Australia, wake up! Conroy’s plan is a joke. It’s an insult. It’s nothing but political maneuvering to save face and look like the government is doing something to address a problem that can’t be effectively addressed. Conroy is doing all this to keep the Christian right happy in exchange for votes. He won’t listen to reason, and he won’t engage in discussion about it. He is taking a black and white view of a situation that contains many shades of grey. The problem of keeping our kids safe online is important and needs to be addressed, but not like this. Please take the time to write to him and tell him what you think. Don’t use email, it counts for nothing (even if he is the Minister for Broadband, Communications and the Digital Economy!) Write to him the old fashioned way… it’s the only format that politicians take any notice of.
The irony of the underlying politics and the involvement of the Christian Right is the disgraceful history of child abuse by the Church… Catholic, Anglican, you name it. There is case after case after case of children being abused and taken advantage of by priests and other religious clergy. If Senator Conroy is serious about “evidence based research” and wants to legislate against the most likely places that children get molested and abused, maybe he should be doing something about putting “filters” on the catholic church. Or what about banning the contact of small children with older family members… because statistically that’s where most child molestation takes place. Stupid idea?
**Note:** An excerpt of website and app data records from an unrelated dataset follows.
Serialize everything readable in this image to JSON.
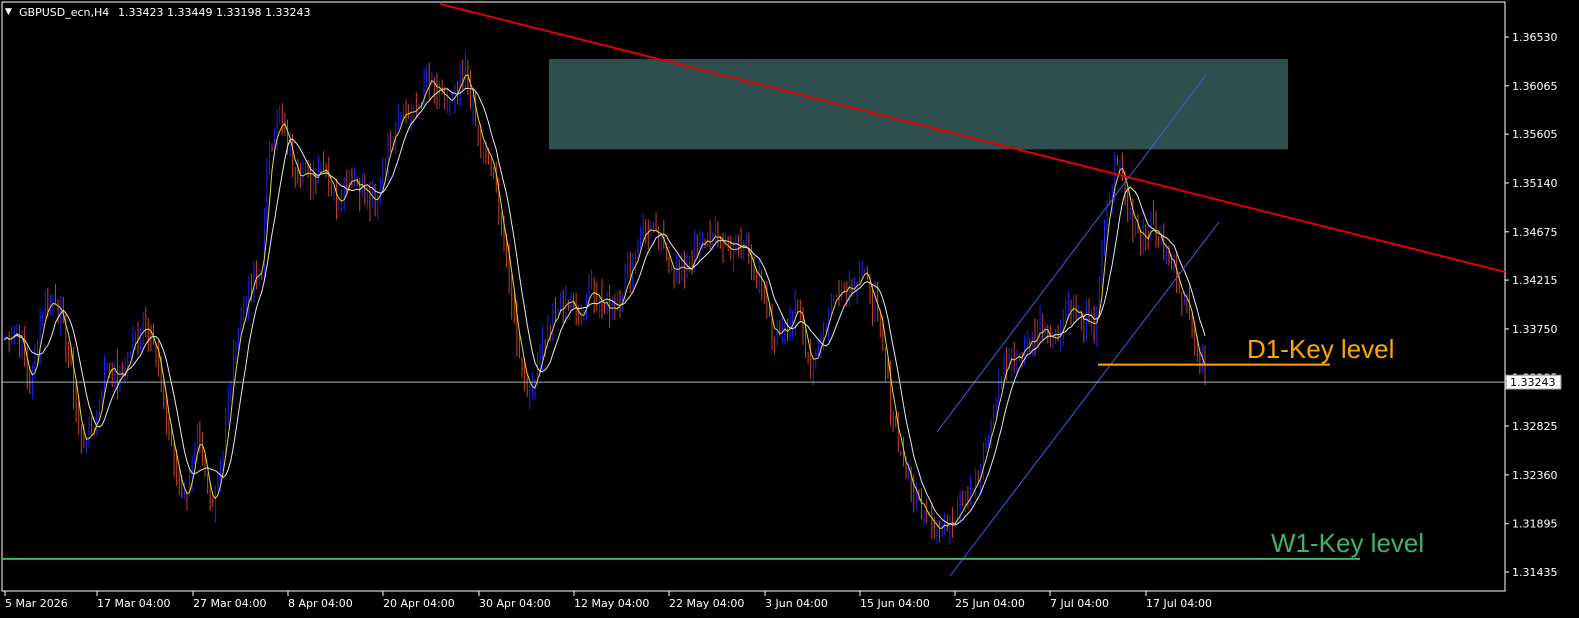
{
  "header": {
    "symbol": "GBPUSD_ecn,H4",
    "ohlc": "1.33423 1.33449 1.33198 1.33243"
  },
  "current_price_label": "1.33243",
  "annotations": {
    "d1_label": "D1-Key level",
    "w1_label": "W1-Key level"
  },
  "chart_data": {
    "type": "candlestick",
    "symbol": "GBPUSD_ecn",
    "timeframe": "H4",
    "y_ticks": [
      "1.36530",
      "1.36065",
      "1.35605",
      "1.35140",
      "1.34675",
      "1.34215",
      "1.33750",
      "1.33285",
      "1.32825",
      "1.32360",
      "1.31895",
      "1.31435"
    ],
    "y_tick_values": [
      1.3653,
      1.36065,
      1.35605,
      1.3514,
      1.34675,
      1.34215,
      1.3375,
      1.33285,
      1.32825,
      1.3236,
      1.31895,
      1.31435
    ],
    "x_ticks": [
      "5 Mar 2026",
      "17 Mar 04:00",
      "27 Mar 04:00",
      "8 Apr 04:00",
      "20 Apr 04:00",
      "30 Apr 04:00",
      "12 May 04:00",
      "22 May 04:00",
      "3 Jun 04:00",
      "15 Jun 04:00",
      "25 Jun 04:00",
      "7 Jul 04:00",
      "17 Jul 04:00"
    ],
    "ylim": [
      1.3125,
      1.3681
    ],
    "bar_count": 240,
    "close_path": [
      [
        0,
        1.3365
      ],
      [
        5,
        1.3378
      ],
      [
        10,
        1.3318
      ],
      [
        15,
        1.3395
      ],
      [
        20,
        1.3405
      ],
      [
        25,
        1.3352
      ],
      [
        30,
        1.3265
      ],
      [
        35,
        1.3282
      ],
      [
        40,
        1.3345
      ],
      [
        45,
        1.3325
      ],
      [
        50,
        1.3362
      ],
      [
        55,
        1.3388
      ],
      [
        60,
        1.3335
      ],
      [
        65,
        1.3258
      ],
      [
        70,
        1.3212
      ],
      [
        75,
        1.3268
      ],
      [
        80,
        1.3205
      ],
      [
        85,
        1.3258
      ],
      [
        90,
        1.3368
      ],
      [
        95,
        1.3412
      ],
      [
        100,
        1.3435
      ],
      [
        103,
        1.3555
      ],
      [
        107,
        1.3572
      ],
      [
        112,
        1.3535
      ],
      [
        118,
        1.3518
      ],
      [
        124,
        1.3535
      ],
      [
        129,
        1.3495
      ],
      [
        134,
        1.3525
      ],
      [
        139,
        1.351
      ],
      [
        144,
        1.3488
      ],
      [
        149,
        1.3552
      ],
      [
        154,
        1.3585
      ],
      [
        159,
        1.3578
      ],
      [
        164,
        1.361
      ],
      [
        169,
        1.3595
      ],
      [
        174,
        1.3588
      ],
      [
        179,
        1.362
      ],
      [
        184,
        1.3555
      ],
      [
        189,
        1.353
      ],
      [
        194,
        1.3455
      ],
      [
        199,
        1.3365
      ],
      [
        204,
        1.331
      ],
      [
        208,
        1.3355
      ],
      [
        213,
        1.3382
      ],
      [
        218,
        1.3405
      ],
      [
        223,
        1.3388
      ],
      [
        228,
        1.342
      ],
      [
        233,
        1.3392
      ],
      [
        238,
        1.3402
      ],
      [
        243,
        1.3432
      ],
      [
        248,
        1.3472
      ],
      [
        253,
        1.3462
      ],
      [
        258,
        1.344
      ],
      [
        263,
        1.3428
      ],
      [
        268,
        1.3445
      ],
      [
        273,
        1.3462
      ],
      [
        278,
        1.3458
      ],
      [
        283,
        1.345
      ],
      [
        288,
        1.3452
      ],
      [
        293,
        1.342
      ],
      [
        298,
        1.3368
      ],
      [
        303,
        1.338
      ],
      [
        308,
        1.3392
      ],
      [
        313,
        1.3342
      ],
      [
        318,
        1.3375
      ],
      [
        323,
        1.3415
      ],
      [
        328,
        1.3418
      ],
      [
        333,
        1.3428
      ],
      [
        338,
        1.3398
      ],
      [
        343,
        1.332
      ],
      [
        348,
        1.3255
      ],
      [
        353,
        1.3215
      ],
      [
        358,
        1.3205
      ],
      [
        363,
        1.3182
      ],
      [
        368,
        1.3198
      ],
      [
        373,
        1.3218
      ],
      [
        378,
        1.3232
      ],
      [
        383,
        1.3282
      ],
      [
        388,
        1.3342
      ],
      [
        393,
        1.335
      ],
      [
        398,
        1.3362
      ],
      [
        403,
        1.338
      ],
      [
        408,
        1.3365
      ],
      [
        413,
        1.34
      ],
      [
        418,
        1.3382
      ],
      [
        423,
        1.3372
      ],
      [
        428,
        1.3488
      ],
      [
        432,
        1.3538
      ],
      [
        436,
        1.3492
      ],
      [
        441,
        1.3465
      ],
      [
        446,
        1.3472
      ],
      [
        451,
        1.3445
      ],
      [
        456,
        1.3418
      ],
      [
        461,
        1.3378
      ],
      [
        466,
        1.3324
      ]
    ]
  },
  "overlays": {
    "resistance_zone_top": 1.3632,
    "resistance_zone_bottom": 1.3546,
    "d1_key_level": 1.3341,
    "w1_key_level": 1.3156,
    "current_price": 1.33243
  },
  "colors": {
    "background": "#000000",
    "foreground": "#ffffff",
    "bull_candle": "#2222ee",
    "bear_candle": "#c4452a",
    "ma_fast": "#e8d640",
    "ma_slow": "#e8e8e8",
    "trendline": "#e00000",
    "channel": "#3860e8",
    "zone_fill": "#2f4f4f",
    "d1_level": "#ffa500",
    "w1_level": "#3cb371",
    "price_line": "#aab4be"
  }
}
Of course it is, but it makes more sense than trying to impose a mandatory “clean feed” of Internet access for all Australians.
It’s a complete joke and a bloody disgrace.